Mobile Legends

Filipino coaches collide in upper bracket semis of M4 World Championship

Delfin Dioquino
Filipino coaches collide in upper bracket semis of M4 World Championship

ALL FILIPINO. (From left) RRQ Hoshi's Arcadia, Echo's Tictac, Blacklist International's Bon Chan, and Onic Esports' Yeb figure in a battle of wits in the upper bracket semifinals of the M4 World Championship.

MPL Philippines Facebook page

All four teams in the upper bracket semifinals of the M4 World Championship are guided by Filipino coaches, led by Bon Chan of Blacklist International and Tictac of Echo

JAKARTA, Indonesia – There will be at least one Filipino in the grand finals of the Mobile Legends M4 World Championship.

All four teams in the upper bracket semifinals are guided by Filipino coaches, led by Kristoffer “Bon Chan” Ricaplaza of defending world champion Blacklist International and Harold “Tictac” Reyes of Echo.

The two other Filipino coaches are Denver “Yeb” Miranda and Michael “Arcadia” Bocado of Indonesian squads Onic Esports and RRQ Hoshi, respectively.

“I think it just shows that Filipinos are flexible and are able to adapt to different cultures and different strategies,” said Arcadia in a mix of Filipino and English.

The Philippines has the most representatives in this edition of the world championship.

Out of the 101 players, 18 are Filipinos spread across five teams from three different countries.

Also, seven of the 16 M4 teams have Filipino coaches, including John Michael “Zico” Dizon of Cambodia’s Burn X Flash, Steve “Dale” Vitug of Myanmar’s Falcon Esports, and Ameniel “Mundo” Mundo of Egypt’s Occupy Thrones.

Bon Chan and Arcadia figure in a battle of wits as Blacklist and RRQ Hoshi lock horns on Wednesday, January 11.

Meanwhile, Tictac and Yeb face off on Thursday when Echo tangles with Onic Esports.

The winners will advance to the upper bracket finals, a series win away from a coveted spot in the grand finals on January 15. – Rappler.com

Add a comment

Sort by

There are no comments yet.

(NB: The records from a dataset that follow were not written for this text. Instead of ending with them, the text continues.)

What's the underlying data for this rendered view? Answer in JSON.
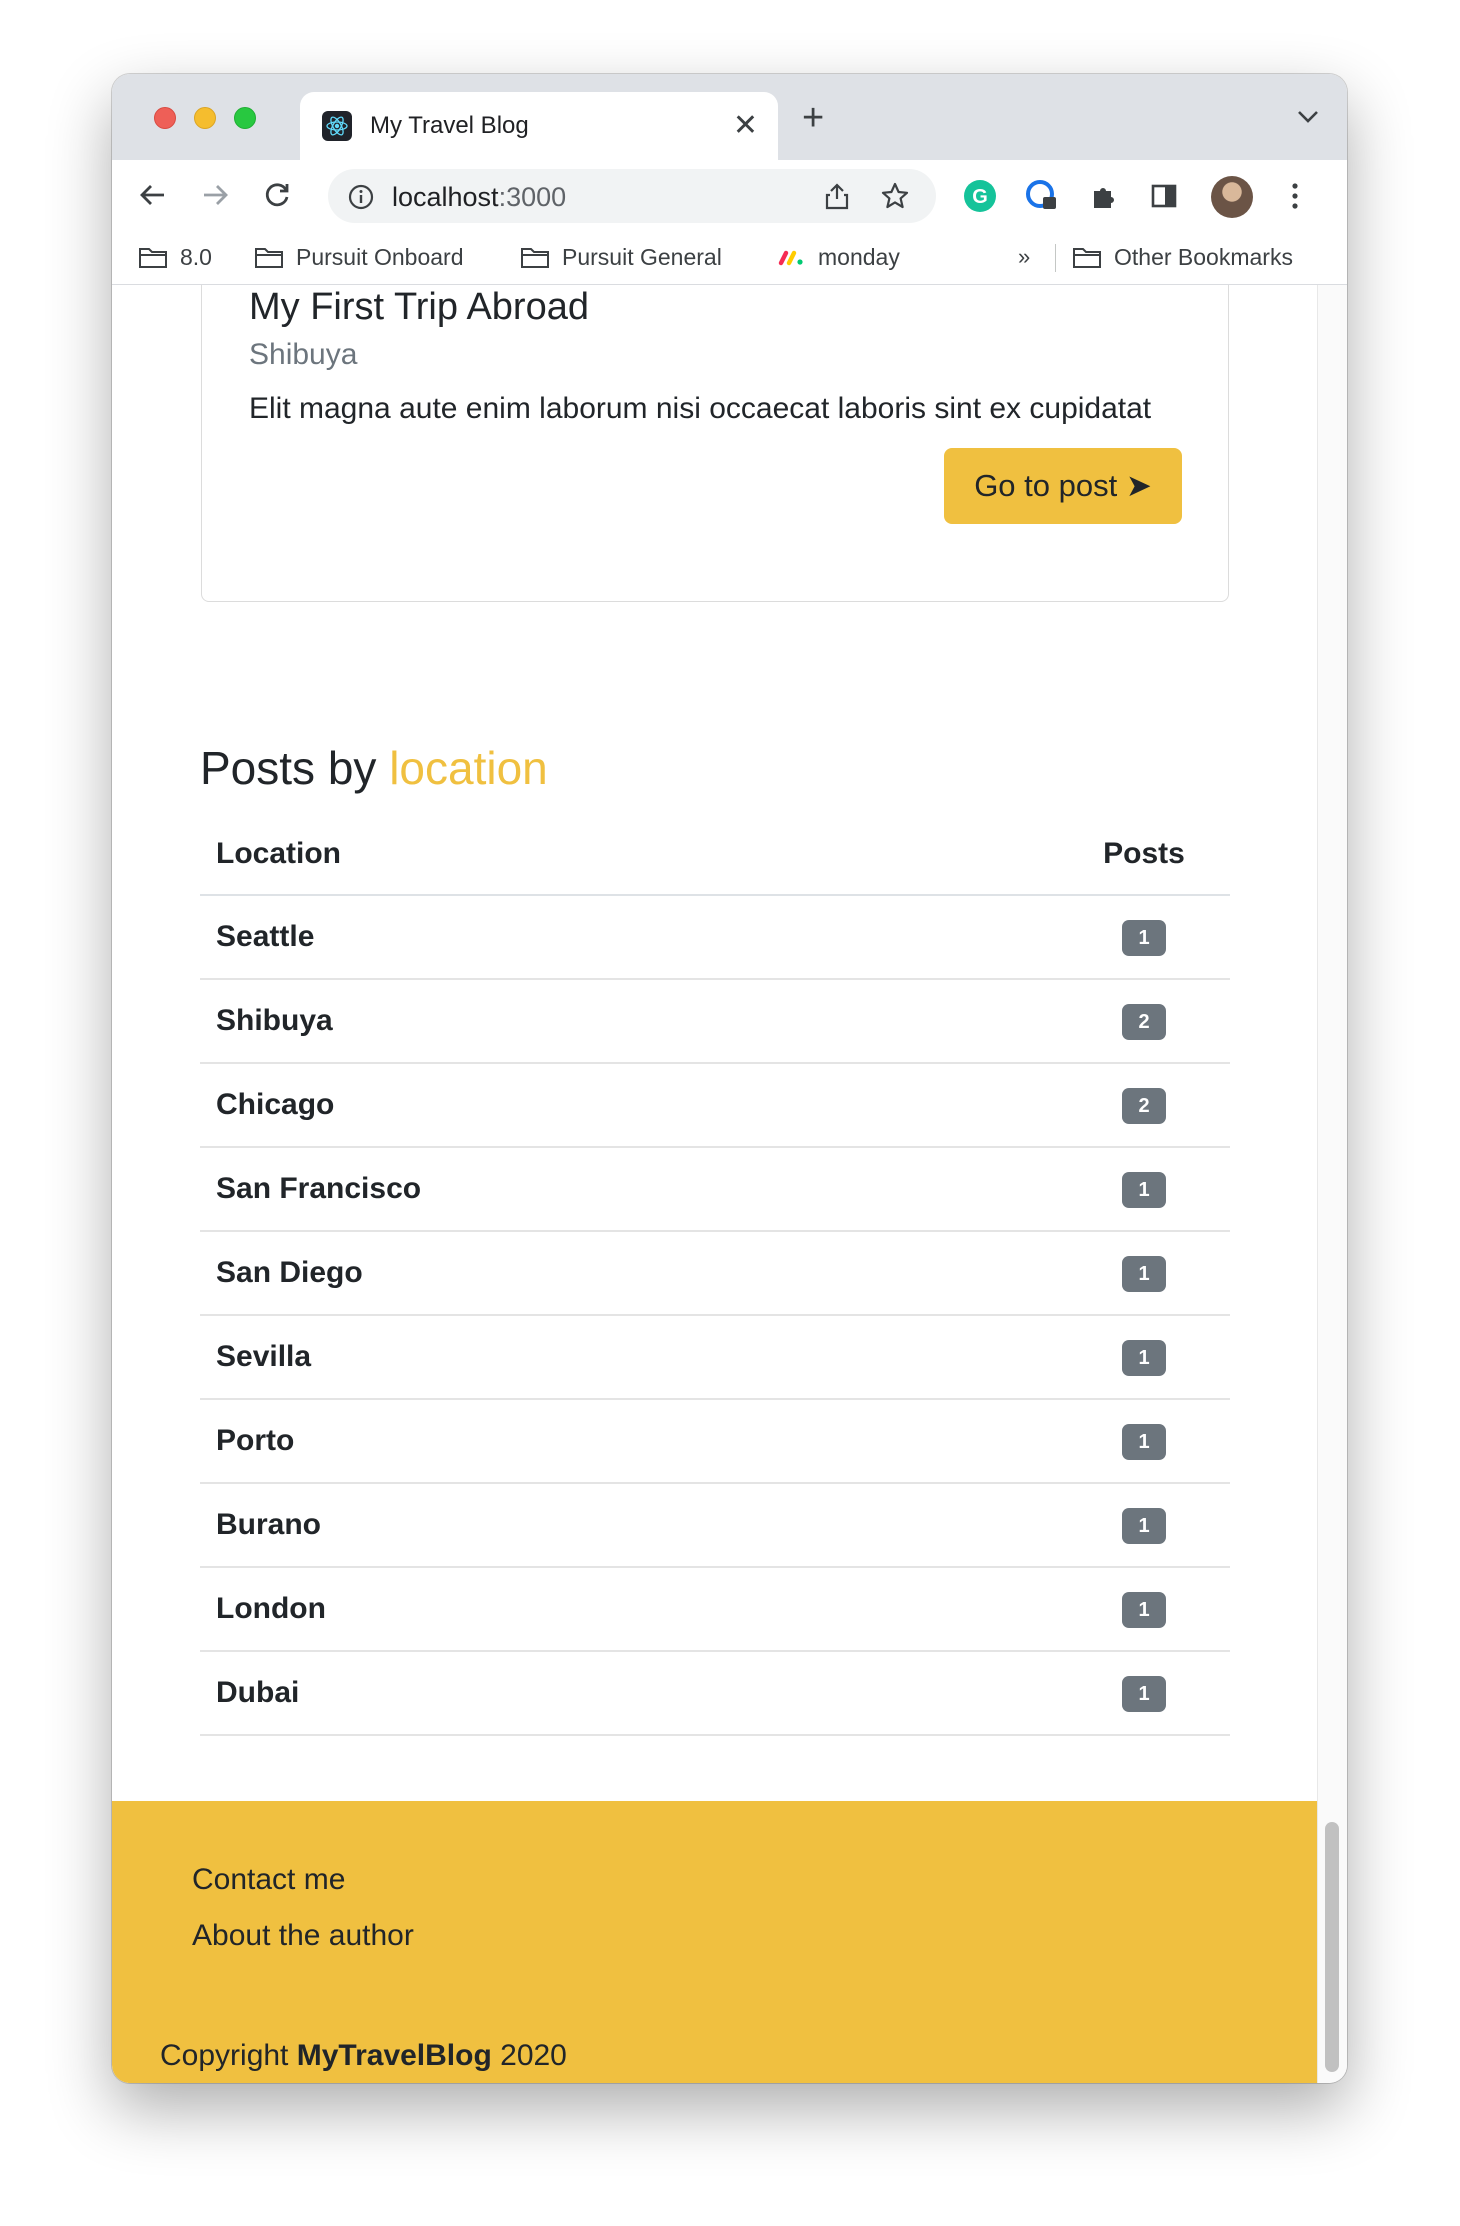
{
  "browser": {
    "tab_title": "My Travel Blog",
    "url_host": "localhost",
    "url_port": ":3000",
    "bookmarks": [
      {
        "label": "8.0",
        "icon": "folder-icon"
      },
      {
        "label": "Pursuit Onboard",
        "icon": "folder-icon"
      },
      {
        "label": "Pursuit General",
        "icon": "folder-icon"
      },
      {
        "label": "monday",
        "icon": "monday-logo-icon"
      }
    ],
    "bookmarks_more": "»",
    "other_bookmarks": "Other Bookmarks"
  },
  "card": {
    "title": "My First Trip Abroad",
    "subtitle": "Shibuya",
    "text": "Elit magna aute enim laborum nisi occaecat laboris sint ex cupidatat",
    "button_label": "Go to post ➤"
  },
  "posts_by_location": {
    "heading_prefix": "Posts by ",
    "heading_accent": "location",
    "columns": {
      "location": "Location",
      "posts": "Posts"
    },
    "rows": [
      {
        "location": "Seattle",
        "posts": "1"
      },
      {
        "location": "Shibuya",
        "posts": "2"
      },
      {
        "location": "Chicago",
        "posts": "2"
      },
      {
        "location": "San Francisco",
        "posts": "1"
      },
      {
        "location": "San Diego",
        "posts": "1"
      },
      {
        "location": "Sevilla",
        "posts": "1"
      },
      {
        "location": "Porto",
        "posts": "1"
      },
      {
        "location": "Burano",
        "posts": "1"
      },
      {
        "location": "London",
        "posts": "1"
      },
      {
        "location": "Dubai",
        "posts": "1"
      }
    ]
  },
  "footer": {
    "contact": "Contact me",
    "about": "About the author",
    "copyright_prefix": "Copyright ",
    "copyright_brand": "MyTravelBlog",
    "copyright_year": " 2020"
  },
  "colors": {
    "accent": "#f0c040",
    "badge": "#6c757d"
  }
}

Add your comment to start the conversation.

author

Delfin Dioquino

Delfin Dioquino dreamt of being a PBA player, but he did not have the skills to make it. So he pursued the next best thing to being an athlete – to write about them. He took up journalism at the University of Santo Tomas and joined Rappler as soon as he graduated in 2017.